Regular contacts are also established with sister Regional Plant Protection Organizations in North America, South America, Africa, Asia, Near-East and the Pacific.
EPPO Workshops and Conferences are ideal forums for experts from EPPO countries to exchange experience and knowledge. EPPO organizes approximately five Workshops or Conferences every year. Workshops are mainly directed at implementation of EPPO Standards or International Standards for Phytosanitary Measures (e.g. PRA, eradication and containment programmes, diagnostic protocols, workshops for inspectors). EPPO Conferences usually cover pest-specific topics or general aspects of plant protection (e.g. diagnostics, computer-aids). Every second year a Colloquium takes place in conjunction with the EPPO Council Session to address strategic topics which are of interest to NPPOs.
The information generated within EPPO is disseminated though different channels (EPPO Website, EPPO Bulletin, EPPO Reporting Service). Freely available databases are also maintained such as:
The EPPO Secretariat is developing a new database, which will be freely available via Internet. In this new database, the EPPO codes will be used as the core system to ‘attach’ to each pest (or plant) all available EPPO information (e.g. datasheets, illustrations, pest-specific standards).
The Organization is administered by its Executive Committee (7 governments elected on a rotational basis, meeting twice a year), under the control of its Council (representatives of all member governments, meeting once a year) headed by a Chairman and a Vice-Chairman, elected as individuals.

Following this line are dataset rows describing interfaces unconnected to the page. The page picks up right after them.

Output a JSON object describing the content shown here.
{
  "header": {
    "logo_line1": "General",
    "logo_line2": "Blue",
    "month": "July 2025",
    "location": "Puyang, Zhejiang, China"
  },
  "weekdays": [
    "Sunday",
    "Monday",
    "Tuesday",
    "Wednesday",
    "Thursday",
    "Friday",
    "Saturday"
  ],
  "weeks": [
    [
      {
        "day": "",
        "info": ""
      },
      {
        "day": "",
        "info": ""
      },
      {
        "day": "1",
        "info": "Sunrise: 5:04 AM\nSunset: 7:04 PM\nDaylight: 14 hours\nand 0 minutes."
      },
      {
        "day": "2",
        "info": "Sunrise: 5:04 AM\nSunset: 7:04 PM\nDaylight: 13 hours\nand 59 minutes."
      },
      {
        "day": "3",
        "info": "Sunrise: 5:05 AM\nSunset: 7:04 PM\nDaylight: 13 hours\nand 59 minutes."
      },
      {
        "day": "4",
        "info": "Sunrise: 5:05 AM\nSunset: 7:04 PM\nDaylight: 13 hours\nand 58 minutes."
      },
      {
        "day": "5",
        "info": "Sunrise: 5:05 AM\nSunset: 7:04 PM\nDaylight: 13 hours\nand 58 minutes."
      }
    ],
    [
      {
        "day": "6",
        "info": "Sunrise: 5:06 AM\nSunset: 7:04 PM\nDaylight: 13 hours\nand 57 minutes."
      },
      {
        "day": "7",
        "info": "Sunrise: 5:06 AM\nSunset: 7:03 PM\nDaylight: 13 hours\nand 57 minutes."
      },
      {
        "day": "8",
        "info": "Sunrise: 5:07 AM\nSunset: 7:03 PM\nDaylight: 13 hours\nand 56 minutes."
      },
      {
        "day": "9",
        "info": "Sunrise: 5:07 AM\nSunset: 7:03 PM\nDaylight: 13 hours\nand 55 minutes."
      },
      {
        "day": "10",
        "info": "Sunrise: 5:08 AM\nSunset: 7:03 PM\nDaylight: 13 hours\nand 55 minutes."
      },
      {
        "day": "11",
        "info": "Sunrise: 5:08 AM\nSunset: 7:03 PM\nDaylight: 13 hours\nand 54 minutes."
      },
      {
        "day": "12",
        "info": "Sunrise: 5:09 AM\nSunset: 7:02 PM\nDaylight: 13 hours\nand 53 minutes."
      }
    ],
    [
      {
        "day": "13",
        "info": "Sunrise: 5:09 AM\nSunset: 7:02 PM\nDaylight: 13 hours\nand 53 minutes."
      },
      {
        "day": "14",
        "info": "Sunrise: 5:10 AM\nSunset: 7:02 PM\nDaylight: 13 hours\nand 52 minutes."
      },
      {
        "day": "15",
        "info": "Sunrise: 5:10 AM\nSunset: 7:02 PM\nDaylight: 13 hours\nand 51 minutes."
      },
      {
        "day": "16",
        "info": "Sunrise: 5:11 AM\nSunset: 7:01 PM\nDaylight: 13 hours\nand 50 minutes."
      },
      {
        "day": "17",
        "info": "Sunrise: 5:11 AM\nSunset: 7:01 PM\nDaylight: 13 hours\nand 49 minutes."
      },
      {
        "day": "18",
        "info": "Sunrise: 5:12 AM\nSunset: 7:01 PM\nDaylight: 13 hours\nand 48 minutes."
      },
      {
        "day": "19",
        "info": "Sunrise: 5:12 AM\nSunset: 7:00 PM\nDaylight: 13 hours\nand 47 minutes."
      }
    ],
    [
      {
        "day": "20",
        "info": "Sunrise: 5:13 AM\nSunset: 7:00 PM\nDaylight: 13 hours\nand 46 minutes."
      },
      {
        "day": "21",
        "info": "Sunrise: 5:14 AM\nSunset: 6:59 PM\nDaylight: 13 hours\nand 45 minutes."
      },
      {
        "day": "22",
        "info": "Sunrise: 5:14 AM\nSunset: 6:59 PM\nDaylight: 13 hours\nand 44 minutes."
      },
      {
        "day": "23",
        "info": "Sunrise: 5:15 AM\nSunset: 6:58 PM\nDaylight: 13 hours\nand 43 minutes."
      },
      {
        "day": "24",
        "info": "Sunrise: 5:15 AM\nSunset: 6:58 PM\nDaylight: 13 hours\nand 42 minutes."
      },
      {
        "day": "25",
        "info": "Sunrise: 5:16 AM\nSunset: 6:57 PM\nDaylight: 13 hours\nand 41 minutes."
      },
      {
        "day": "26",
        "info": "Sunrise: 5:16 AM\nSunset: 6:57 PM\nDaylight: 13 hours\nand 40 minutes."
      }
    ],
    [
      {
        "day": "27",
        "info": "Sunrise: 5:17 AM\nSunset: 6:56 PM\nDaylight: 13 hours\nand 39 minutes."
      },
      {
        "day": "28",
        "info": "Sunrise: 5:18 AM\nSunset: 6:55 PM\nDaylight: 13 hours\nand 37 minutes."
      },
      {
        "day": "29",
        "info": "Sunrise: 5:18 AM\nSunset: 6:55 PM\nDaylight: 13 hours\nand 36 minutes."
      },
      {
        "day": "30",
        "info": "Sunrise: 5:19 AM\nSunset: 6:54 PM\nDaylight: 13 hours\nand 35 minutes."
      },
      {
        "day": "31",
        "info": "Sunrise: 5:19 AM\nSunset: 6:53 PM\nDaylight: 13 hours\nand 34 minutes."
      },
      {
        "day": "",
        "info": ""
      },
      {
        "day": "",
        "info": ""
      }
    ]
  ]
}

The Secretariat is responsible for coordinating the EPPO work programme.
The implementation of the technical aspects of the EPPO strategy is carried out in different bodies within EPPO:
The working procedures of the organization are detailed in the document entitled EPPO Profile of an International Organization